# EXERCISE
Copy, from the entries below, each line in which the string "plus" appears.
Start of DATA FOR THE TASK
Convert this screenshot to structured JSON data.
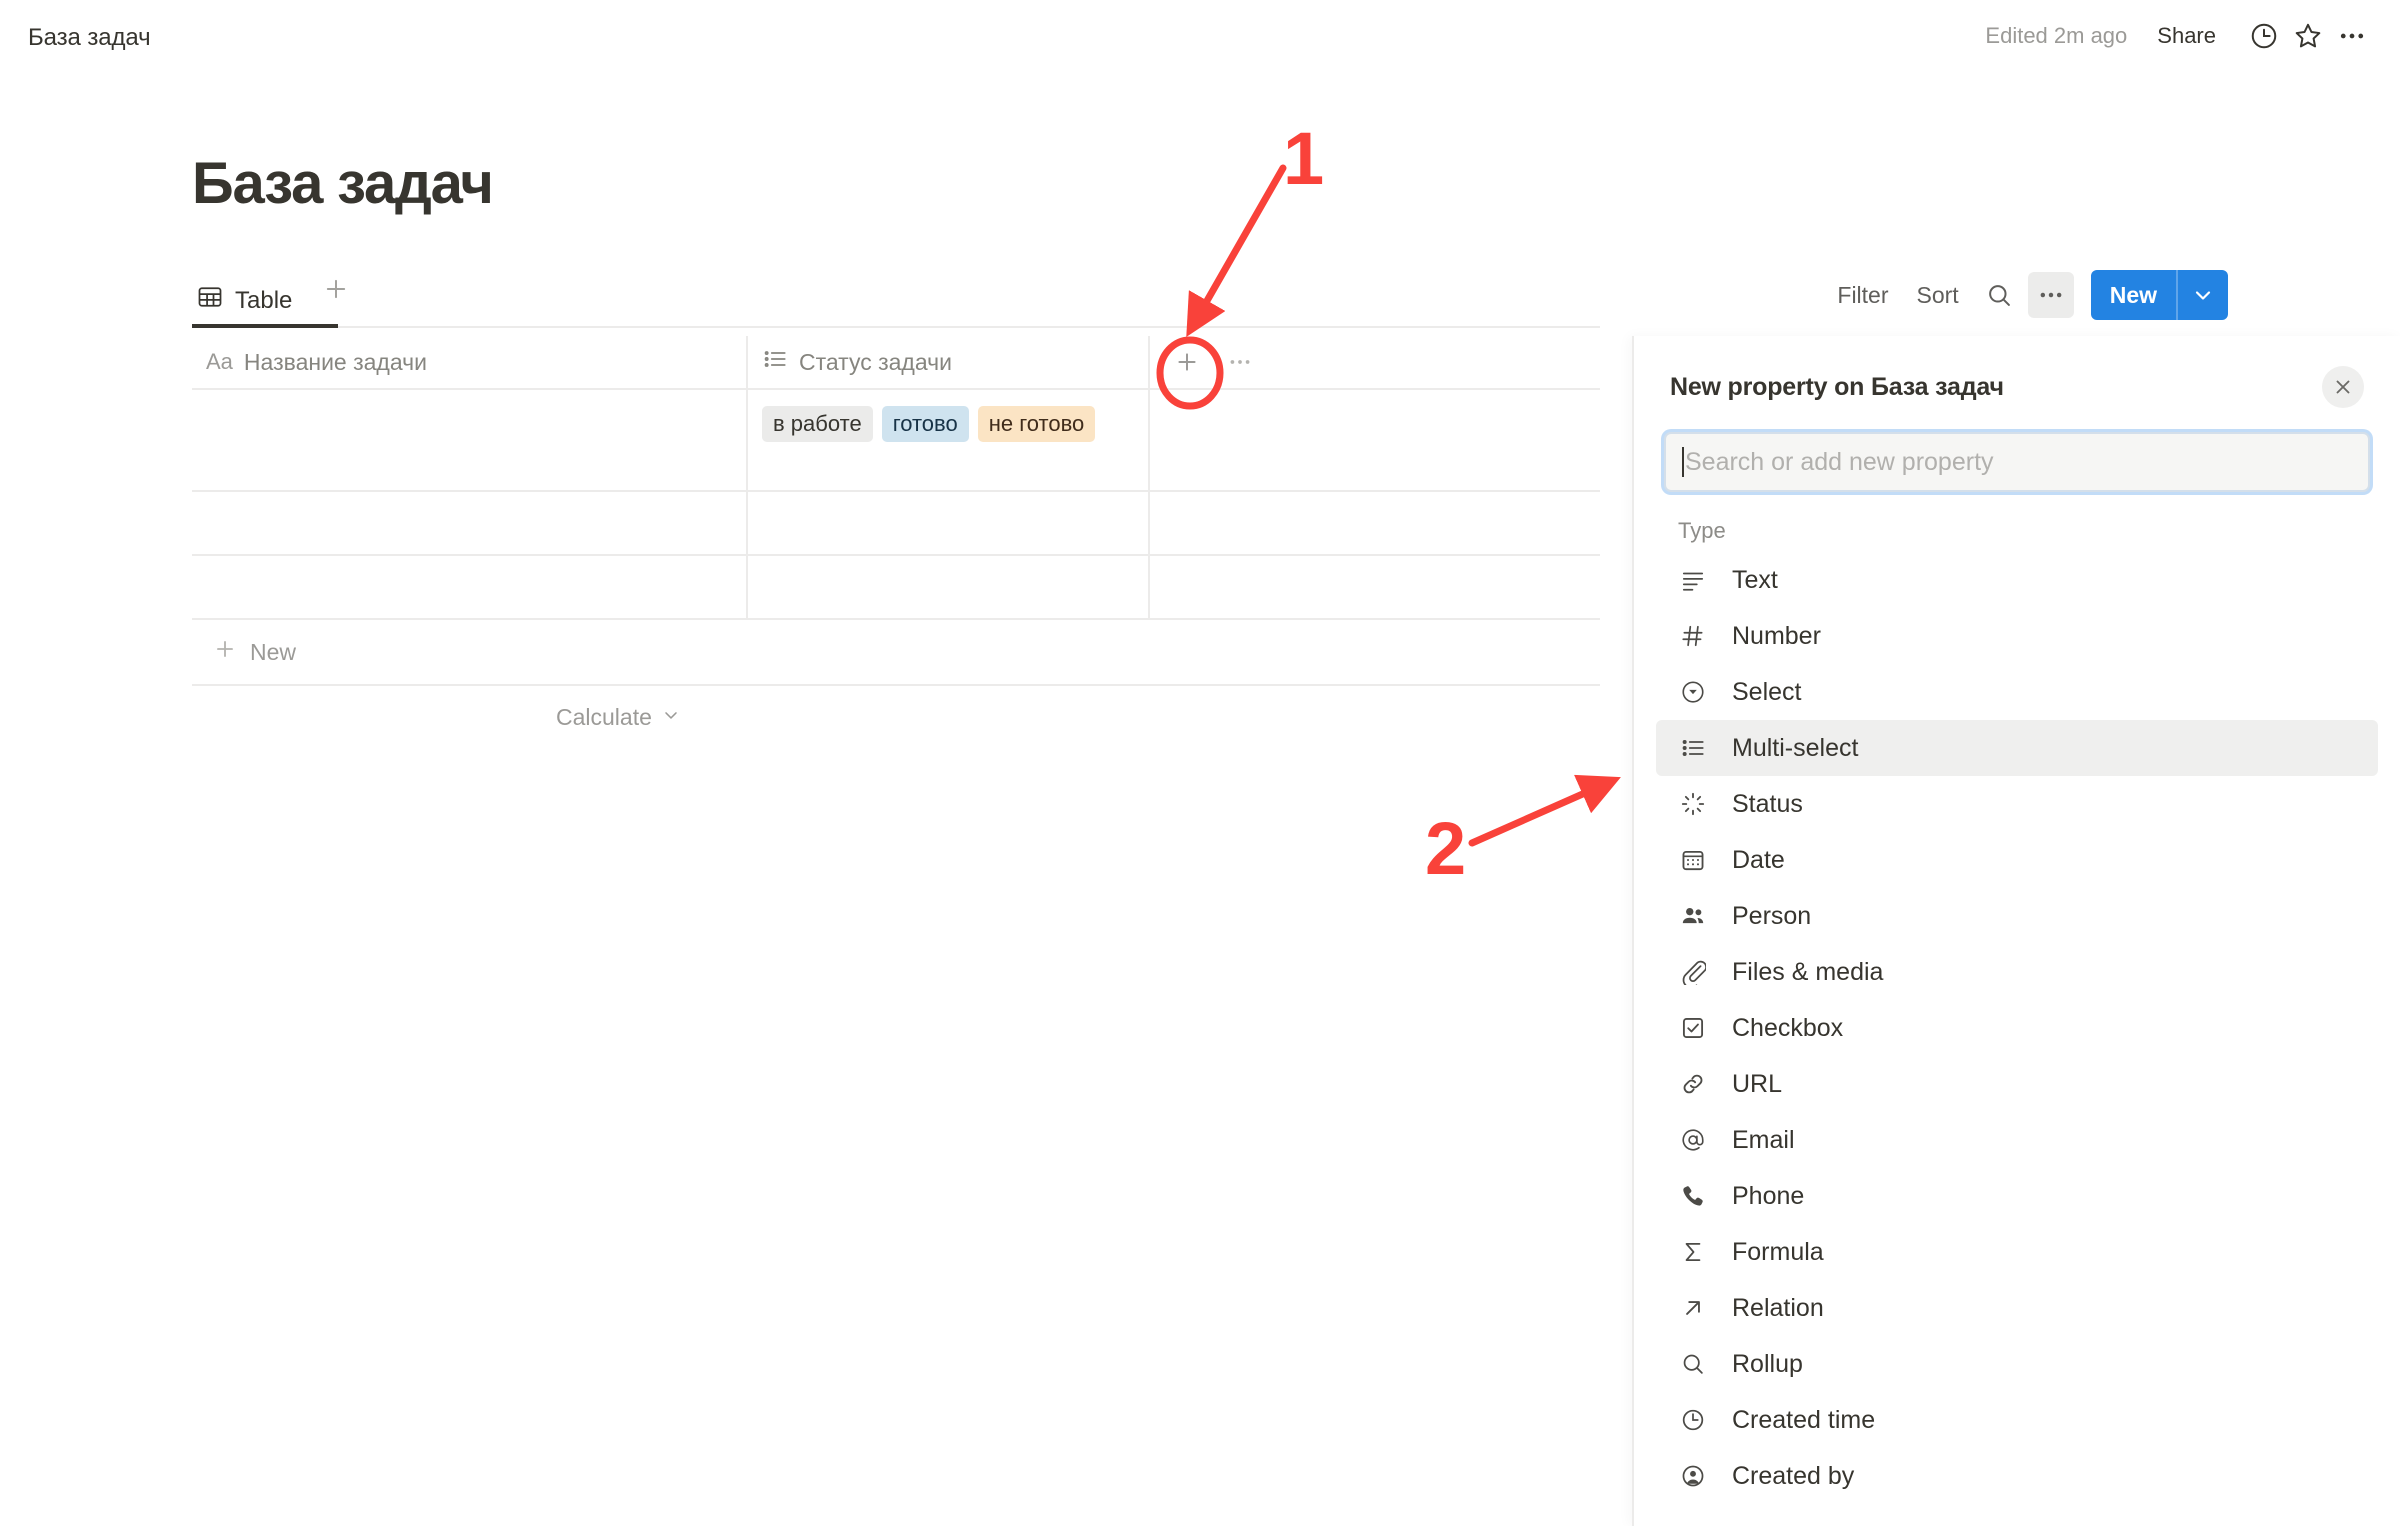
{
  "topbar": {
    "breadcrumb": "База задач",
    "edited_label": "Edited 2m ago",
    "share_label": "Share",
    "icons": {
      "history": "clock-icon",
      "favorite": "star-icon",
      "more": "ellipsis-icon"
    }
  },
  "page": {
    "title": "База задач"
  },
  "viewbar": {
    "tabs": [
      {
        "label": "Table",
        "icon": "table-icon",
        "active": true
      }
    ],
    "add_view_icon": "plus-icon"
  },
  "toolbar": {
    "filter_label": "Filter",
    "sort_label": "Sort",
    "search_icon": "search-icon",
    "more_icon": "ellipsis-icon",
    "new_label": "New",
    "new_caret_icon": "chevron-down-icon",
    "new_button_color": "#2383e2"
  },
  "table": {
    "columns": [
      {
        "label": "Название задачи",
        "icon": "Aa",
        "type": "title"
      },
      {
        "label": "Статус задачи",
        "icon": "multiselect-icon",
        "type": "multi-select"
      }
    ],
    "add_column_icon": "plus-icon",
    "column_more_icon": "ellipsis-icon",
    "rows": [
      {
        "name": "",
        "tags": [
          {
            "label": "в работе",
            "bg": "#ebebea",
            "fg": "#37352f"
          },
          {
            "label": "готово",
            "bg": "#cfe3ef",
            "fg": "#183347"
          },
          {
            "label": "не готово",
            "bg": "#fbe4c4",
            "fg": "#402c1b"
          }
        ]
      },
      {
        "name": "",
        "tags": []
      },
      {
        "name": "",
        "tags": []
      }
    ],
    "new_row_label": "New",
    "new_row_icon": "plus-icon",
    "calculate_label": "Calculate",
    "calculate_caret_icon": "chevron-down-icon"
  },
  "panel": {
    "title": "New property on База задач",
    "close_icon": "close-icon",
    "search_placeholder": "Search or add new property",
    "search_value": "",
    "section_label": "Type",
    "types": [
      {
        "label": "Text",
        "icon": "text-icon",
        "hover": false
      },
      {
        "label": "Number",
        "icon": "hash-icon",
        "hover": false
      },
      {
        "label": "Select",
        "icon": "select-icon",
        "hover": false
      },
      {
        "label": "Multi-select",
        "icon": "multiselect-icon",
        "hover": true
      },
      {
        "label": "Status",
        "icon": "status-icon",
        "hover": false
      },
      {
        "label": "Date",
        "icon": "calendar-icon",
        "hover": false
      },
      {
        "label": "Person",
        "icon": "person-icon",
        "hover": false
      },
      {
        "label": "Files & media",
        "icon": "paperclip-icon",
        "hover": false
      },
      {
        "label": "Checkbox",
        "icon": "checkbox-icon",
        "hover": false
      },
      {
        "label": "URL",
        "icon": "link-icon",
        "hover": false
      },
      {
        "label": "Email",
        "icon": "at-icon",
        "hover": false
      },
      {
        "label": "Phone",
        "icon": "phone-icon",
        "hover": false
      },
      {
        "label": "Formula",
        "icon": "sigma-icon",
        "hover": false
      },
      {
        "label": "Relation",
        "icon": "arrow-up-right-icon",
        "hover": false
      },
      {
        "label": "Rollup",
        "icon": "search-icon",
        "hover": false
      },
      {
        "label": "Created time",
        "icon": "clock-icon",
        "hover": false
      },
      {
        "label": "Created by",
        "icon": "user-circle-icon",
        "hover": false
      }
    ]
  },
  "annotations": {
    "color": "#f9423a",
    "markers": [
      {
        "number": "1",
        "target": "add-column-plus-button"
      },
      {
        "number": "2",
        "target": "type-item-multi-select"
      }
    ]
  }
}
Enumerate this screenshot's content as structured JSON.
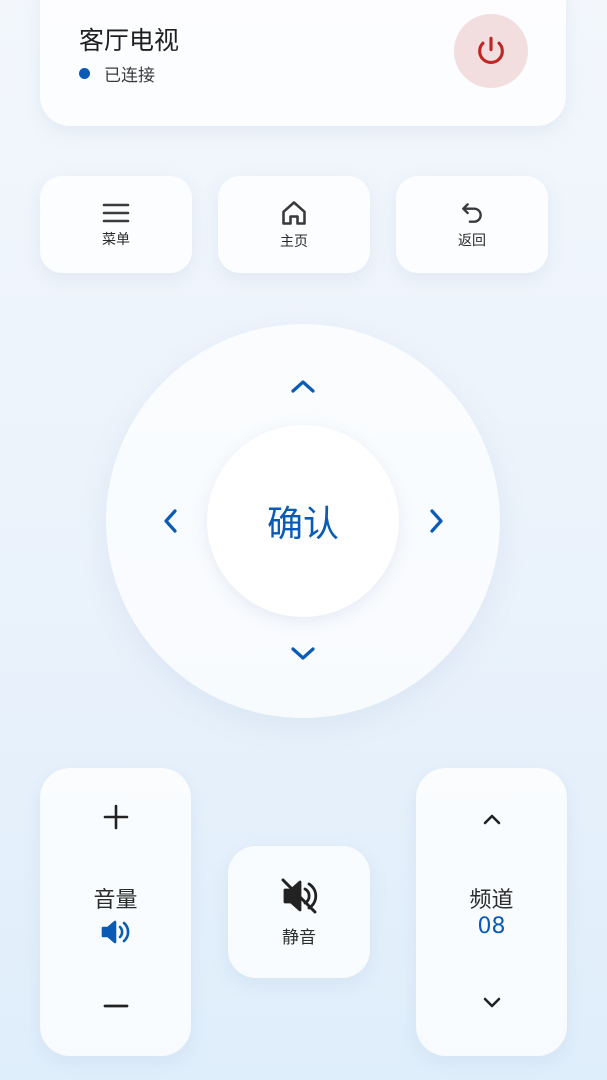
{
  "header": {
    "title": "客厅电视",
    "status": "已连接"
  },
  "top_buttons": {
    "menu": "菜单",
    "home": "主页",
    "back": "返回"
  },
  "dpad": {
    "ok": "确认"
  },
  "volume": {
    "label": "音量"
  },
  "mute": {
    "label": "静音"
  },
  "channel": {
    "label": "频道",
    "number": "08"
  },
  "colors": {
    "accent": "#0a5bb5",
    "power": "#c02626",
    "power_bg": "#f2dede"
  },
  "icons": [
    "power-icon",
    "menu-icon",
    "home-icon",
    "back-icon",
    "chevron-up-icon",
    "chevron-down-icon",
    "chevron-left-icon",
    "chevron-right-icon",
    "plus-icon",
    "minus-icon",
    "speaker-icon",
    "mute-icon"
  ]
}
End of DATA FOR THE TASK
# EXPECTED ANSWER
    "add_view_icon": "plus-icon"
    "add_column_icon": "plus-icon",
    "new_row_icon": "plus-icon",
        "target": "add-column-plus-button"
    "plus-icon",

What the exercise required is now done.